How Much EPA and DHA Do You Need?

Whether deciding to get more EPA or DHA for your particular health benefits, it is still important to make sure the combined intake is helping to achieve and maintain an Omega-3 Index of at least 8%. An analysis of GrassrootsHealth data found that approximately 1,300 mg/day of EPA+DHA was needed for 50% of the population and 1,900 mg/day was needed for 90% of the population to achieve and Omega-3 Index of 8%. It is important to point out that, similar to the large variability seen with vitamin D dose response to intake, these intake amounts are averages and there is a large amount of variability in the omega-3 status for different people with the same intake amount. For example, our initial analysis showed that the range of response with 1000 mg of EPA+DHA per day was 5.7% to 10.2%. Therefore, we recommend that individuals measure their Omega-3 Index and determine a personalized dose.

Once results are received, consider your next steps for adjusting the Omega-3 Index, such as how to choose between the different types of omega-3 sources, how to evaluate and choose an omega-3 supplement, and how to achieve a desired Omega-3 Index using an estimated dose of EPA and DHA as determined by our Omega-3 calculator. Taking simple dietary steps to increase consumption of foods rich in EPA and DHA can also help increase your Omega-3 Index.

Choose What to Measure While Participating as a Citizen Scientist!

Becoming a participant of GrassrootsHealth means that anyone is joining thousands of people in collaborating on nutrient research – we call it “citizen science.” Citizen science welcomes everyone’s participation in the discovery and sharing of scientific knowledge. As a citizen scientist, you’ll help everyone gain a better understanding of the role of nutrients in health and disease, and use the results to help inform public health officials to create change. Additionally, you can use your results to make informed decisions about nutrients that affect your health.

What Are Your Levels?

Take steps to improve the status of each of these measurements to benefit your overall health. You can also track your own intakes, symptoms and results to see what works best for YOU.

Enroll and test your levels today, learn what steps to take to improve your status of vitamin D (see below) and other nutrients and blood markers, and take action! By enrolling in the GrassrootsHealth projects, you are not only contributing valuable information to everyone, you are also gaining knowledge about how you could improve your own health through measuring and tracking your nutrient status, and educating yourself on how to improve it.

How Can You Use this Information for YOUR Health?

Having and maintaining healthy vitamin D and other nutrient levels can help improve your health now and for your future.

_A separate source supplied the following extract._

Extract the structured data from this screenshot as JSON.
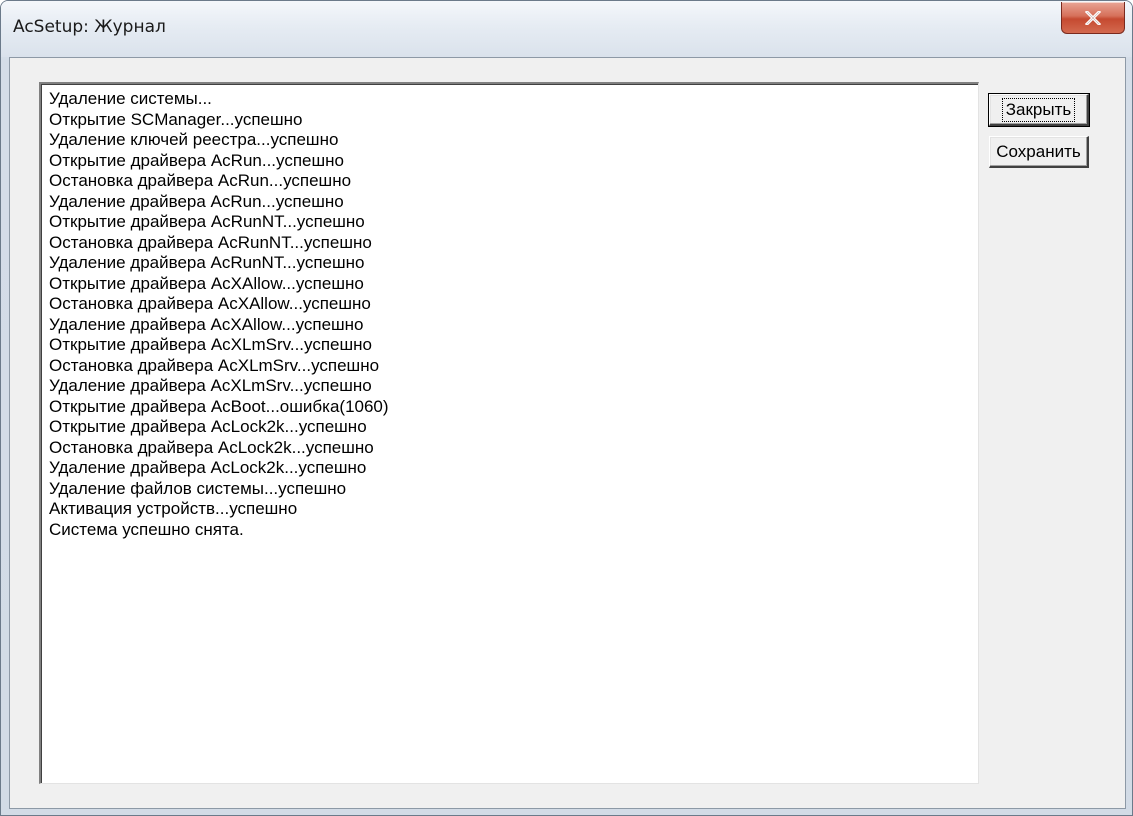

Measuring is the only way to make sure you are getting enough!

STEP 1 Order your at-home blood spot test kit to measure vitamin D and other nutrients of concern to you, such as omega-3s, magnesium, essential and toxic elements (zinc, copper, selenium, lead, cadmium, mercury); include hsCRP as a marker of inflammation or HbA1c for blood sugar health

STEP 2 Answer the online questionnaire as part of the GrassrootsHealth study

STEP 3 Using our educational materials and tools (such as our dose calculators), assess your results to determine if you are in your desired target range or if actions should be taken to get there

STEP 4 After 3-6 months of implementing your changes, re-test to see if you have achieved your target level(s)

Enroll in D*action and Build Your Custom Test Kit!